Recently I was reading an article on the January 8 insurrection in Brazil. The writer noted Jan. 8 along with Jan. 6 in the U.S. as examples of what can result from the maelstrom of global authoritarianism, “fake news” and pervasive misinformation. Brazil has also witnessed its own version of the “Big Lie” claiming fraud was behind the ouster of Jair Bolsonaro, and there are various scare stories about the new President Lula da Silva freezing bank accounts or forcing middle class homeowners and renters to house poor people in their homes. You can imagine the kind of stuff I’m talking about and how it can create hysteria in segments of the population in both countries.
But it’s a reminder of something I’ve thought a lot about and written some about over the last few years. We simply don’t have a good theory or understanding of what we’re talking about when we talk about “fake news” and “misinformation.” In most cases we know it when we see it: Jan. 6 was an Antifa operation, millions of “illegals” voting in 2020 gave the election to Joe Biden, young people around the world dropping dead because of COVID vaccines, mass shootings conducted by crisis actors to justify gun confiscation.Read More
As Nicole notes below, The Forward has a new article out based on the immigration files of George Santos’s mother, Fatima A.C.H. Devolder, who died in 2016. A researcher apparently got the file under a FOIA request and shared the documents with the reporter. The key point of the article, unsurprisingly, is that Santos is a huge ass liar. In this case, a big fat liar about 9/11.
His story about his mother dying as the result attack on the Twin Towers broke down somewhat when it turned out she died in 2016. He then claimed that she had been in the Towers on 9/11 and at Ground Zero on subsequent days. She developed cancer because of her exposure to the toxic fumes circulating in the air at the time. That is a very real issue. Numerous first responders and others who spent time at Ground Zero in the days and weeks after 9/11 later developed cancers and other illnesses. Since it’s hard to prove a negative, it’s been difficult for people to definitively state that Devolder was not working at the Towers on 9/11.Read More

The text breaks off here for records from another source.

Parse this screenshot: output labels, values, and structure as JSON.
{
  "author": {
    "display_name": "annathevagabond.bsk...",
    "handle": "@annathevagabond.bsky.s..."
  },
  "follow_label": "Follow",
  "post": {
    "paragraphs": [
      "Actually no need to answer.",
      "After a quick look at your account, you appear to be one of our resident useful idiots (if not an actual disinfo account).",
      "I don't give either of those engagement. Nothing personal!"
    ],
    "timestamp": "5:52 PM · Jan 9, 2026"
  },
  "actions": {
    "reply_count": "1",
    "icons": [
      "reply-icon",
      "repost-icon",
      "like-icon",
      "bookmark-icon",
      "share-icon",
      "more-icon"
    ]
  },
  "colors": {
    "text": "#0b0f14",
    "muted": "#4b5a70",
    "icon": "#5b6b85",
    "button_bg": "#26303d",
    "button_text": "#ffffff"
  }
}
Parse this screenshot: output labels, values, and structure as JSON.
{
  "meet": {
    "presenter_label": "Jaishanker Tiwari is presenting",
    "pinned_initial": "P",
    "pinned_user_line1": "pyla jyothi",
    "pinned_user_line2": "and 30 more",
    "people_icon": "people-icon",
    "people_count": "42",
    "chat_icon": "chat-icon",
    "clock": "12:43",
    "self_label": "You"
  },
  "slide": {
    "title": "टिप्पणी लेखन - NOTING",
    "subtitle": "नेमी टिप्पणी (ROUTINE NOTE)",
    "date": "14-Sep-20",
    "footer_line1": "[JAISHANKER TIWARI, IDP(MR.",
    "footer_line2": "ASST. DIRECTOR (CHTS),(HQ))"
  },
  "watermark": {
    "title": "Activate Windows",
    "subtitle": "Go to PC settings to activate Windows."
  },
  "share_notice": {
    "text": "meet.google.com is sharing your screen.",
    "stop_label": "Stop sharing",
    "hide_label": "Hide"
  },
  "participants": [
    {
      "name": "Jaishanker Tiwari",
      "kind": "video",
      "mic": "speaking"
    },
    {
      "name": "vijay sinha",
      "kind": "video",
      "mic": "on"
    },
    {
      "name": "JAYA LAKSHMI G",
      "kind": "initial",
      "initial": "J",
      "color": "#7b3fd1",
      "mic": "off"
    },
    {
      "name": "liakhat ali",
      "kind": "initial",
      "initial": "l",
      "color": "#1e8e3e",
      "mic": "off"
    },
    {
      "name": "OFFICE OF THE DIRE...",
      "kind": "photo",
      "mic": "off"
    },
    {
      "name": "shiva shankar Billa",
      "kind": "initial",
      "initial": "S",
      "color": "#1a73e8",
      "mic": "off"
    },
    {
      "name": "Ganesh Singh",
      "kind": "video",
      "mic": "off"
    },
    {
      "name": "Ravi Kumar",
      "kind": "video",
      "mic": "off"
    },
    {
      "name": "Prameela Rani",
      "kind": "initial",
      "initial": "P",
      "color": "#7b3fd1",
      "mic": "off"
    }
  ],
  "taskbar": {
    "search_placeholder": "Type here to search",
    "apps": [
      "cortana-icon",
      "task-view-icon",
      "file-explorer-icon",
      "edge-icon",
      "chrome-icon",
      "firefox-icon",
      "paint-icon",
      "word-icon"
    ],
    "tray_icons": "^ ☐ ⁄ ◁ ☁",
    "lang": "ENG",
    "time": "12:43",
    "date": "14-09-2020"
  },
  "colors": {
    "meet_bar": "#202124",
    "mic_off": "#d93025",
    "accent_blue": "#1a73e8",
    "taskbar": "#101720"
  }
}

I say all the following not for a moment discounting the threat Donald Trump continues to be to the American republic. But since the announcement of his reelection bid, immediately after a discrediting electoral defeat more than two months ago, he’s seemed less a swaggering warlord planning his return than a diminishing voice less and less relevant to the political happenings of the day. His claims and attacks become more vitriolic as his volume gets turned lower and lower.
Just this week he launched a broadside against white evangelicals, the most loyal and militant portion of his political base. They were “disloyal,” he said, and he blamed some of the 2022 reverses on them: “I thought they could’ve fought much harder during the election, the ’22 election.” This after an earlier interview where he blamed no-exceptions abortion bans for the 2022 defeats. This is angry desperation, not any ability to read the room.Read More
Bernalillo County (New Mexico) District Attorney Sam Bregman, on the arrest of Solomon Pena in connection with the shootings at the homes and offices of Democratic officials: “We believe we have the evidence to prosecute this individual who really was as the chief said last night, the mastermind of trying to strike fear in the hearts and minds of elected officials because he didn’t like the outcome of an election. And that is just unacceptable. And we’ll do everything we can to bring them to justice and make sure that they are brought to justice.” Bregman appeared with Kristen Welker on Meet the Press Now.